Trey Saddler, a data scientist in the National Toxicology Program (NTP), spoke at NIEHS Dec. 12 about the environmental health problems faced by American Indians.
His talk was sponsored by the NIEHS Office of Science Education and Diversity as part of the Diversity Speaker Series.
A member of the Chippewa Cree Tribe, Saddler also is a descendant of the Confederated Salish and Kootenai Tribes. He earned a bachelor’s degree in life sciences with a focus on environmental health at Salish Kootenai College, a tribal college in Pablo, Montana.
“There are a lot of issues [affecting tribes],” said Saddler, who works in the NTP Office of Data Science.
Water quality — or lack thereof
As an undergraduate student, Saddler worked on a community-based research (CBR) project related to the Mi’kmaq peoples in Maine. He measured their arsenic and mercury exposure from eating fish.

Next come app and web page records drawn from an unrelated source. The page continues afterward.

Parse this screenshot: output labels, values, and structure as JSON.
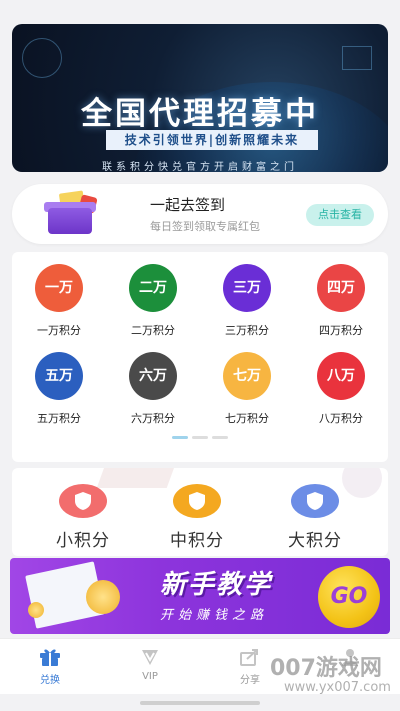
{
  "banner": {
    "title": "全国代理招募中",
    "subtitle": "技术引领世界|创新照耀未来",
    "slogan": "联系积分快兑官方开启财富之门"
  },
  "signin": {
    "title": "一起去签到",
    "desc": "每日签到领取专属红包",
    "button": "点击查看"
  },
  "points": [
    {
      "badge": "一万",
      "label": "一万积分",
      "color": "#ee5d3b"
    },
    {
      "badge": "二万",
      "label": "二万积分",
      "color": "#1c8f3b"
    },
    {
      "badge": "三万",
      "label": "三万积分",
      "color": "#6a2ed6"
    },
    {
      "badge": "四万",
      "label": "四万积分",
      "color": "#ea4545"
    },
    {
      "badge": "五万",
      "label": "五万积分",
      "color": "#2b5fbf"
    },
    {
      "badge": "六万",
      "label": "六万积分",
      "color": "#4a4a4a"
    },
    {
      "badge": "七万",
      "label": "七万积分",
      "color": "#f7b541"
    },
    {
      "badge": "八万",
      "label": "八万积分",
      "color": "#e9333d"
    }
  ],
  "tiers": [
    {
      "name": "小积分",
      "color": "#f26d6d"
    },
    {
      "name": "中积分",
      "color": "#f4a820"
    },
    {
      "name": "大积分",
      "color": "#6c8de6"
    }
  ],
  "tutorial": {
    "title": "新手教学",
    "subtitle": "开始赚钱之路",
    "go": "GO"
  },
  "tabs": [
    {
      "label": "兑换",
      "icon": "gift-icon",
      "active": true
    },
    {
      "label": "VIP",
      "icon": "vip-icon",
      "active": false
    },
    {
      "label": "分享",
      "icon": "share-icon",
      "active": false
    },
    {
      "label": "",
      "icon": "user-icon",
      "active": false
    }
  ],
  "watermark": {
    "main": "007游戏网",
    "sub": "www.yx007.com"
  }
}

The results were mixed, but Saddler said he learned the value of cooperating with tribes when conducting research. “There’s been a lot of mismanagement of data in the past,” he added. “CBR creates trust by putting control of the data in the hands of the tribes.”
Saddler, who studied tribal fisheries as an Environmental Protection Agency intern, pointed to another concern. “Many tribes fear that recent efforts to weaken water quality standards will affect the declining fish population,” he said. “Salmon are a primary source of protein on reservations.”
In Arizona, near the Navajo reservation, tribal members’ water quality concerns involve uranium contamination, noted Saddler.
He highlighted work by Tommy Rock, Ph.D., who in 2015 tested public water around Sanders, a community that is about 80% Navajo, through an NIEHS Partnerships for Environmental Public Health grant. Rock found elevated uranium levels near the Puerco River and in well water, which led to public policy changes and cleaner water.
For Saddler, poor air quality is of particular concern, especially in places such as Farmington, New Mexico, where he grew up. The city is near the Navajo reservation.
There and in other areas, he said, a dual threat to health exists — coal-fired power plant emissions combined with household exposure to particulate matter and carbon monoxide. The indoor pollution often comes from old wood-fired stoves.
“The stoves are not well-sealed, and with poor ventilation in tribal housing, a lot of health issues arise,” Saddler explained. He said the National Tribal Air Association and the National Tribal Forum on Air Quality are working to monitor air quality on and near reservations.
Another problem in such communities is lack of technological infrastructure, Saddler told the audience. He said that computers and high-speed internet access are crucial to creating jobs and improving life on remote reservations.
Saddler added that gifted tribal students often face a choice of staying on the reservation in low-paying jobs or leaving for better opportunities. “Broadband access has always been the big stumbling block,” he said.
(John Yewell is a contract writer for the NIEHS Office of Communications and Public Liaison.)